- Professor Moyez Jiwa, University of Notre Dame (Melbourne Clinical School), co-investigators Dr Alan Leeb, Dr Jonathan Darby - Informing policy for patients who have been prescribed antibiotics for an upper respiratory tract infection
Both of the winning proposals included innovative technological applications.
Dr Tejas Kanhere and Scientia Prof. Mark Harris, from UNSW, identified a practice issue in monitoring and managing physical inactivity in patients. The study aims to use the simple technology of accelerometers, or activity trackers worn on the wrist, which can provide both real-time and historical data given as a step count. In a trial of 60 patients in NSW with a BMI of 25 and above, the study hopes to demonstrate accelerometers can be a useful tool in promoting physical activity in at-risk patients.
The second grant, awarded to Prof. Jiwa, Dr Leeb and Dr Darby, will also use technology for practice monitoring and management in relation to Upper Respiratory Tract Infections (URTIs). The grant recipients identified that URTIs are a difficult condition for GPs to manage patients’ correct administration of antibiotics. Their study will facilitate real-time surveillance of patients from 10 general practices who have been prescribed antibiotics for an URTI, with the ultimate aim to enhance the evidence-based policy on deferred antibiotic prescribing for self-limiting URTIs and also reduce the number of people prescribed antibiotics inappropriately.
Professor Peter Mudge, RACGP Foundation Patron, said: “The role of general practice and research is as important as ever. These grants aim to enable developments which will ultimately support general practitioners in delivering the highest level of quality health care”.
HCF Research Foundation Chair Lisa McIntyre said: “With a timely focus on technological innovation, our winners this year are testament to the commitment to ongoing improvement in health care practice. The HCF Research Foundation looks forward to seeing the outcomes”.
HCF’s Managing Director, Shaun Larkin, added: “Digital health initiatives are a key part of HCF’s vision for the future of health care, so it’s exciting to see how the winning proposals will add to our current services. We’re proud to see the HCF Research Foundation and RACGP grants continue to support research which will benefit not only general practice, but the health outcomes of Australians now and into the future”.
About the HCF Research Foundation
The HCF Research Foundation, now in its 16th year, was established in 2000 as the HCF Health and Medical Research Foundation to fund health and medical research for the benefit of all Australians.
In 2008, the focus was moved towards health services research, an area of research which does not receive large funding dollars from other sources. In 2013 the name was simplified to HCF Research Foundation.
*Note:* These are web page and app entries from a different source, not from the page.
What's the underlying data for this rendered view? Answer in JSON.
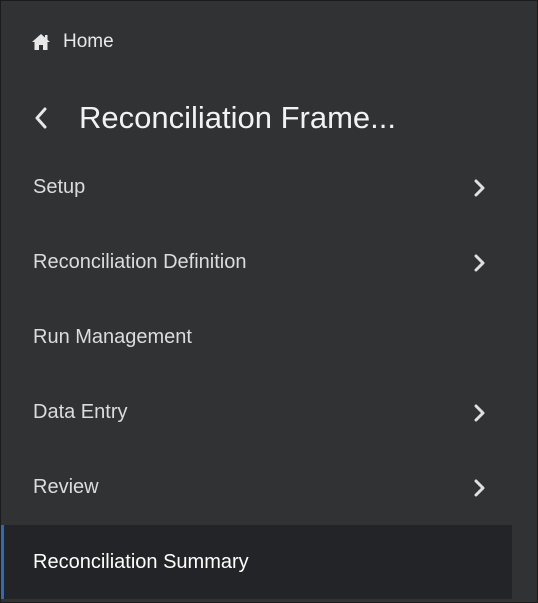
{
  "header": {
    "home_label": "Home",
    "home_icon": "home-icon",
    "title": "Reconciliation Frame...",
    "back_icon": "chevron-left-icon"
  },
  "menu": {
    "items": [
      {
        "label": "Setup",
        "has_submenu": true
      },
      {
        "label": "Reconciliation Definition",
        "has_submenu": true
      },
      {
        "label": "Run Management",
        "has_submenu": false
      },
      {
        "label": "Data Entry",
        "has_submenu": true
      },
      {
        "label": "Review",
        "has_submenu": true
      },
      {
        "label": "Reconciliation Summary",
        "has_submenu": false,
        "selected": true
      }
    ]
  },
  "colors": {
    "background": "#313234",
    "selected_background": "#232427",
    "selected_accent": "#2b6bb8",
    "text": "#dcdcdc"
  }
}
The HCF Research Foundation was originally established with a donation from The Hospitals Contribution Fund of Australia Limited (HCF). While HCF has generously donated money to establish the Foundation’s current corpus of $50 million, the HCF Research Foundation operates independently and with specific focus on funding health services research that can benefit all 24 million Australians.
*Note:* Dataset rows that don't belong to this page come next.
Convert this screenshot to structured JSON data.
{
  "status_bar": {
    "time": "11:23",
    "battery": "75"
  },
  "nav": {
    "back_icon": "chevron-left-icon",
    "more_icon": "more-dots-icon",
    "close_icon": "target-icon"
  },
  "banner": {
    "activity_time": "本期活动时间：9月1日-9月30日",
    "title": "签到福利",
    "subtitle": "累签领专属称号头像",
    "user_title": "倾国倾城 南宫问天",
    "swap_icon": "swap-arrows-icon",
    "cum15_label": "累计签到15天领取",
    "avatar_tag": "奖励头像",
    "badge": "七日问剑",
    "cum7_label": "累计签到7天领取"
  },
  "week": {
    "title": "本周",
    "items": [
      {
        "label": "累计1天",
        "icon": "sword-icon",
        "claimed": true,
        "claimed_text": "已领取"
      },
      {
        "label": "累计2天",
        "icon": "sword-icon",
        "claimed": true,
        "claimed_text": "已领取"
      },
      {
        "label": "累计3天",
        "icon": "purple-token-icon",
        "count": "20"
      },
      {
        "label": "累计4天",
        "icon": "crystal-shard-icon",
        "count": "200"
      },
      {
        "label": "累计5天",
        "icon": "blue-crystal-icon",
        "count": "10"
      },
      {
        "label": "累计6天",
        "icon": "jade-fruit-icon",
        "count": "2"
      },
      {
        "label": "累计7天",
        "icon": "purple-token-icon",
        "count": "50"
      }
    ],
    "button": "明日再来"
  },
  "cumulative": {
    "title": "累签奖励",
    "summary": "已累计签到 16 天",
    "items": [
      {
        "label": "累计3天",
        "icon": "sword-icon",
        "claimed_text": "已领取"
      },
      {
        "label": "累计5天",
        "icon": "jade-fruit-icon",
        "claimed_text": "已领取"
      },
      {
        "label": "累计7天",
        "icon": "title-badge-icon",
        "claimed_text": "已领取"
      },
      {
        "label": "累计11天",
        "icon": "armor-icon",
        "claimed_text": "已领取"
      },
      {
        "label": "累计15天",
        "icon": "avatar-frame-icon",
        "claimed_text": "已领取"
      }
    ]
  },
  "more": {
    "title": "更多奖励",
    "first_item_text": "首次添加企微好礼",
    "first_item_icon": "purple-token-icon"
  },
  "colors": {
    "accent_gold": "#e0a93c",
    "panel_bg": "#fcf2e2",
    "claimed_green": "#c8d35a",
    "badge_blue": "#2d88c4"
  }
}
Visit the HCF Research Foundation website.
About the RACGP
The Royal Australian College of General Practitioners (RACGP) was established in 1958 and is Australia’s peak general practice representative organisation.
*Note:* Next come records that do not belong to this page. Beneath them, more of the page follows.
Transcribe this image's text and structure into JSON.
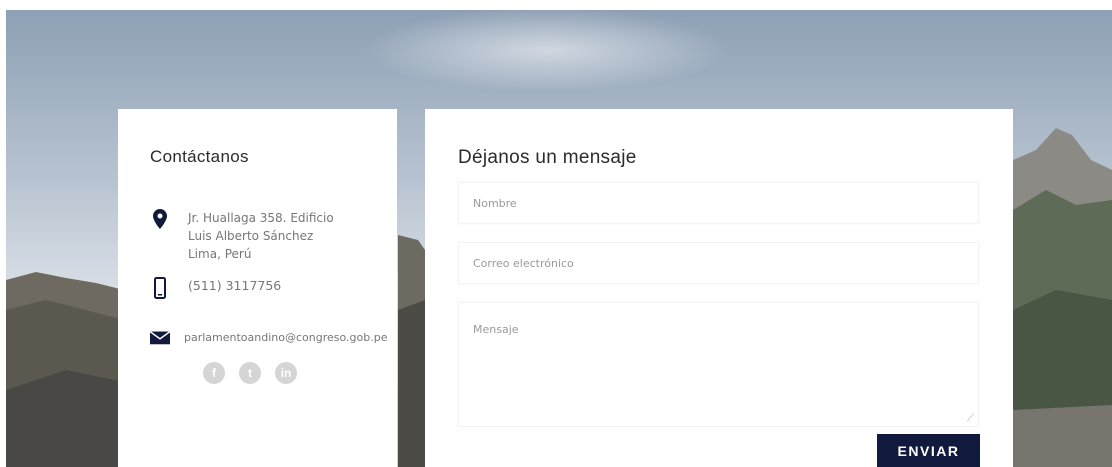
{
  "contact": {
    "title": "Contáctanos",
    "address_line1": "Jr. Huallaga 358. Edificio",
    "address_line2": "Luis Alberto Sánchez",
    "address_line3": "Lima, Perú",
    "phone": "(511) 3117756",
    "email": "parlamentoandino@congreso.gob.pe",
    "social": {
      "facebook": "f",
      "twitter": "t",
      "linkedin": "in"
    }
  },
  "form": {
    "title": "Déjanos un mensaje",
    "name_placeholder": "Nombre",
    "email_placeholder": "Correo electrónico",
    "message_placeholder": "Mensaje",
    "submit_label": "ENVIAR"
  },
  "colors": {
    "button": "#111a3d",
    "icon": "#111a3d"
  }
}
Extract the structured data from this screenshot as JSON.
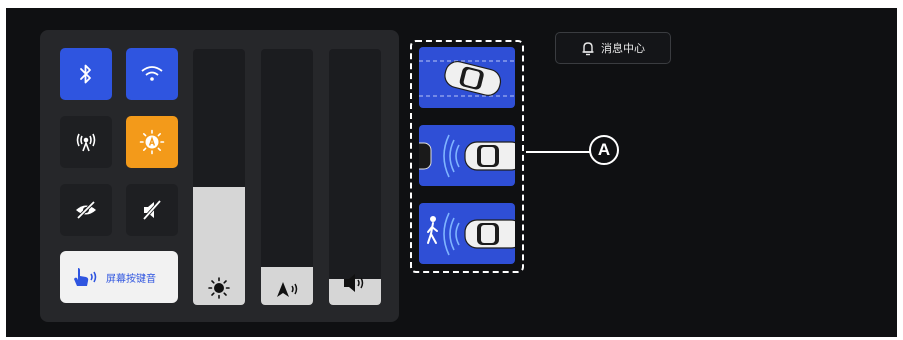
{
  "control_panel": {
    "touch_sound_label": "屏幕按键音",
    "brightness_level": 0.46,
    "navigation_volume_level": 0.15,
    "media_volume_level": 0.0
  },
  "message_center": {
    "label": "消息中心"
  },
  "callout": {
    "label": "A"
  },
  "icons": [
    "bluetooth-icon",
    "wifi-icon",
    "hotspot-icon",
    "auto-brightness-icon",
    "privacy-hidden-icon",
    "mute-icon",
    "touch-sound-icon",
    "brightness-icon",
    "navigation-volume-icon",
    "media-volume-icon",
    "bell-icon"
  ],
  "colors": {
    "accent_blue": "#2f55e0",
    "accent_orange": "#f39a1a",
    "background": "#0f1012"
  }
}
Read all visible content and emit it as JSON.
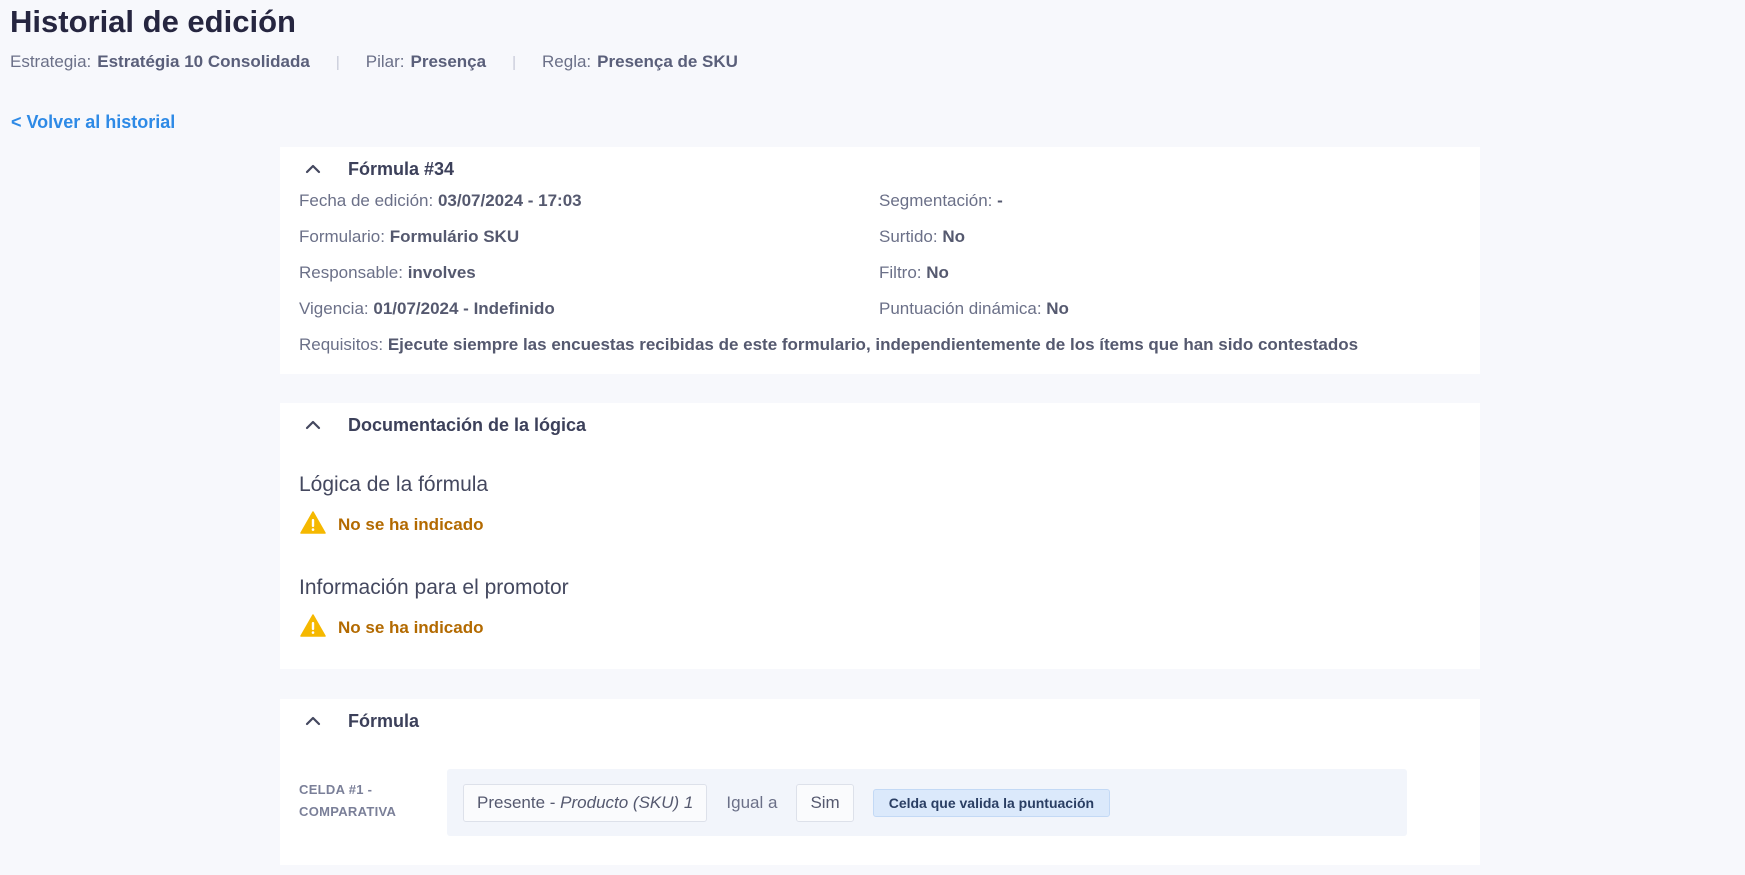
{
  "page": {
    "title": "Historial de edición",
    "meta": [
      {
        "label": "Estrategia:",
        "value": "Estratégia 10 Consolidada"
      },
      {
        "label": "Pilar:",
        "value": "Presença"
      },
      {
        "label": "Regla:",
        "value": "Presença de SKU"
      }
    ],
    "back_link": "< Volver al historial"
  },
  "formula_card": {
    "title": "Fórmula #34",
    "fields": {
      "fecha_label": "Fecha de edición:",
      "fecha_value": "03/07/2024 - 17:03",
      "formulario_label": "Formulario:",
      "formulario_value": "Formulário SKU",
      "responsable_label": "Responsable:",
      "responsable_value": "involves",
      "vigencia_label": "Vigencia:",
      "vigencia_value": "01/07/2024 - Indefinido",
      "segmentacion_label": "Segmentación:",
      "segmentacion_value": "-",
      "surtido_label": "Surtido:",
      "surtido_value": "No",
      "filtro_label": "Filtro:",
      "filtro_value": "No",
      "puntuacion_label": "Puntuación dinámica:",
      "puntuacion_value": "No",
      "requisitos_label": "Requisitos:",
      "requisitos_value": "Ejecute siempre las encuestas recibidas de este formulario, independientemente de los ítems que han sido contestados"
    }
  },
  "doc_card": {
    "title": "Documentación de la lógica",
    "logic_heading": "Lógica de la fórmula",
    "logic_warning": "No se ha indicado",
    "promoter_heading": "Información para el promotor",
    "promoter_warning": "No se ha indicado"
  },
  "formula_section": {
    "title": "Fórmula",
    "cell_label_line1": "CELDA #1 -",
    "cell_label_line2": "COMPARATIVA",
    "left_operand_prefix": "Presente - ",
    "left_operand_italic": "Producto (SKU) 1",
    "operator": "Igual a",
    "right_operand": "Sim",
    "badge": "Celda que valida la puntuación"
  },
  "colors": {
    "accent_link": "#2e8ae6",
    "warning_icon": "#f5b800",
    "warning_text": "#b36a00",
    "badge_bg": "#dbe9fb"
  },
  "icons": [
    "chevron-up-icon",
    "warning-icon"
  ]
}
The RACGP has more than 32,000 members working in or towards a career in general practice across metropolitan, regional and rural areas of the country. Almost 9 in every 10 GPs are with the RACGP.
More than 134 million general practice consultations take place annually in Australia.
Visit the RACGP website.
Technological innovation wins in HCF Research Foundation and RACGP Annual Research grants